Trump, however, has been pushing for this policy single-mindedly on the campaign trail and in office. It's the only specific issue he ever addresses regarding healthcare. If the populist movement manages to kill off that big goal of the drug companies, they will have lost a major stake in their Chamber of Commerce membership, if not all of it.
Then they could be played off against the insurance companies. The high premiums that insurance companies charge make it harder for the insured to consider drugs a worthwhile investment -- and that's lost business for the drug companies. But if the drug companies were muscled into lowering their prices, they could argue for the insurance companies to lower their premiums and include the now-cheaper drugs, expanding their market. The drug companies would be compensating, somewhat, for lower prices by selling in larger volume (i.e. by being included on more insurance plans).
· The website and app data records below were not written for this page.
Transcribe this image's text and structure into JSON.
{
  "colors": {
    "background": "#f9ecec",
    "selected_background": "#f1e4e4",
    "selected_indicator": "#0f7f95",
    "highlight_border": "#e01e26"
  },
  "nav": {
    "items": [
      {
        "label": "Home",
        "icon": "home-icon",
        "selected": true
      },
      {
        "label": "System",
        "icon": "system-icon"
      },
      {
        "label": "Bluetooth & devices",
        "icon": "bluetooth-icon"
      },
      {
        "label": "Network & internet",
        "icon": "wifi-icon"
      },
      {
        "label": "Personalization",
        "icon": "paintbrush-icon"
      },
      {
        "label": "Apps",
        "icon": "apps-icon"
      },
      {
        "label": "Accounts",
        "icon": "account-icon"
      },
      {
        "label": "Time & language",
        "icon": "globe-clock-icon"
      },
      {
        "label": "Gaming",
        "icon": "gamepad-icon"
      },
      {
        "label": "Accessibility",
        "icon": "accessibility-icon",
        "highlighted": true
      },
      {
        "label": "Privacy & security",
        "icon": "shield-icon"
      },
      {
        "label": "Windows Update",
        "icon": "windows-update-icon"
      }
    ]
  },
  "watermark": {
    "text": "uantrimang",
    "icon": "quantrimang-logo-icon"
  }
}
It's not inaccurate to talk about "big business" or "corporate interests" as a monolithic thing, since they all do want the same abstract thing -- elite control over society. But they are distinct industries with specific concerns and agendas. The Chamber of Commerce is a coalition of disparate factions, sometimes cohesive and sometimes fragile.
As they became stronger, they got overly ambitious and self-assured of their invincibility, leading them to champion the most offensive policies -- banning the negotiation of prices for healthcare bought in wholesale quantities, the right to make teenagers addicted to poison, national citizens being replaced by fungible global labor-units, and so on and so forth. This sparked a populist and nationalist revolt, which will pick apart the factions one at a time, playing each conquered group off against the surviving groups until all are brought under control.
The Trump movement has proven that you can "fight City Hall," and it will prove you can bend corporations to the popular will. Chamber schmaymber!